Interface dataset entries
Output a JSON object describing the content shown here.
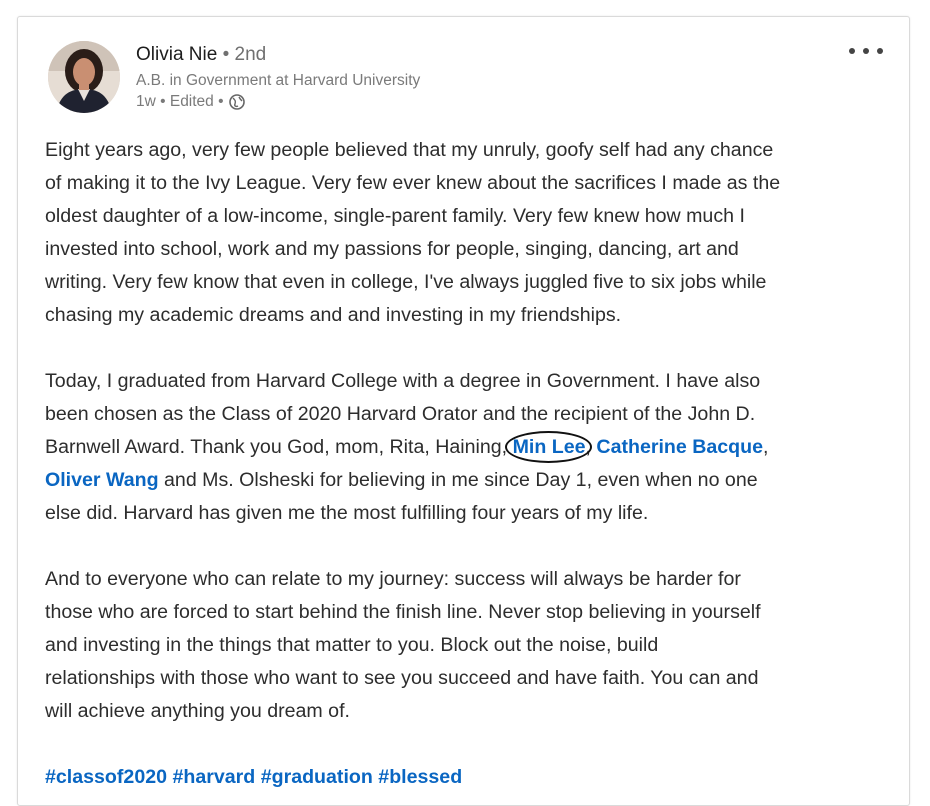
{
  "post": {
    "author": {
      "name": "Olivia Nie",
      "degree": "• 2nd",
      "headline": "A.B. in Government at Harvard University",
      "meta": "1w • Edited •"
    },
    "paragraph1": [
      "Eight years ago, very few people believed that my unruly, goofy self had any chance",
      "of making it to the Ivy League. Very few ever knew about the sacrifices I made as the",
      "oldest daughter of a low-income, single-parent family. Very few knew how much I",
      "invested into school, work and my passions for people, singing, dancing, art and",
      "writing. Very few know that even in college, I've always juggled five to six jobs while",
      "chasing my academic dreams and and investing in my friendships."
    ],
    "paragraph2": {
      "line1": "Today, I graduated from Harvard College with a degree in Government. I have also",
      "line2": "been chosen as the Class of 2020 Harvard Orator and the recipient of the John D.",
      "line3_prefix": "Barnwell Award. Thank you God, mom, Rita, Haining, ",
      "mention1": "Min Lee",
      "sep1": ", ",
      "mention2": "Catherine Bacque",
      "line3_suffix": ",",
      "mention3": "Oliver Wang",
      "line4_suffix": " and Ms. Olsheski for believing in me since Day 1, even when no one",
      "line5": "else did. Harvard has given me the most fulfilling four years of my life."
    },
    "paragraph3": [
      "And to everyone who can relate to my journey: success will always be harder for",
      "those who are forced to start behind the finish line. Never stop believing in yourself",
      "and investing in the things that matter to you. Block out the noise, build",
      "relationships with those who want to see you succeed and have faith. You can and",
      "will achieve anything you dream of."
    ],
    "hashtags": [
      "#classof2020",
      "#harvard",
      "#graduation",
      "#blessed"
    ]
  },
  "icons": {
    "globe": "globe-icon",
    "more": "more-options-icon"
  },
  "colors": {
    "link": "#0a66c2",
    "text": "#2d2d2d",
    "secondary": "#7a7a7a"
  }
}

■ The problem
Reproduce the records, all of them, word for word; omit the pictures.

■ Solution below
Output a JSON object describing the content shown here.
{
  "post": {
    "author": {
      "name": "Olivia Nie",
      "degree": "• 2nd",
      "headline": "A.B. in Government at Harvard University",
      "meta": "1w • Edited •"
    },
    "paragraph1": [
      "Eight years ago, very few people believed that my unruly, goofy self had any chance",
      "of making it to the Ivy League. Very few ever knew about the sacrifices I made as the",
      "oldest daughter of a low-income, single-parent family. Very few knew how much I",
      "invested into school, work and my passions for people, singing, dancing, art and",
      "writing. Very few know that even in college, I've always juggled five to six jobs while",
      "chasing my academic dreams and and investing in my friendships."
    ],
    "paragraph2": {
      "line1": "Today, I graduated from Harvard College with a degree in Government. I have also",
      "line2": "been chosen as the Class of 2020 Harvard Orator and the recipient of the John D.",
      "line3_prefix": "Barnwell Award. Thank you God, mom, Rita, Haining, ",
      "mention1": "Min Lee",
      "sep1": ", ",
      "mention2": "Catherine Bacque",
      "line3_suffix": ",",
      "mention3": "Oliver Wang",
      "line4_suffix": " and Ms. Olsheski for believing in me since Day 1, even when no one",
      "line5": "else did. Harvard has given me the most fulfilling four years of my life."
    },
    "paragraph3": [
      "And to everyone who can relate to my journey: success will always be harder for",
      "those who are forced to start behind the finish line. Never stop believing in yourself",
      "and investing in the things that matter to you. Block out the noise, build",
      "relationships with those who want to see you succeed and have faith. You can and",
      "will achieve anything you dream of."
    ],
    "hashtags": [
      "#classof2020",
      "#harvard",
      "#graduation",
      "#blessed"
    ]
  },
  "icons": {
    "globe": "globe-icon",
    "more": "more-options-icon"
  },
  "colors": {
    "link": "#0a66c2",
    "text": "#2d2d2d",
    "secondary": "#7a7a7a"
  }
}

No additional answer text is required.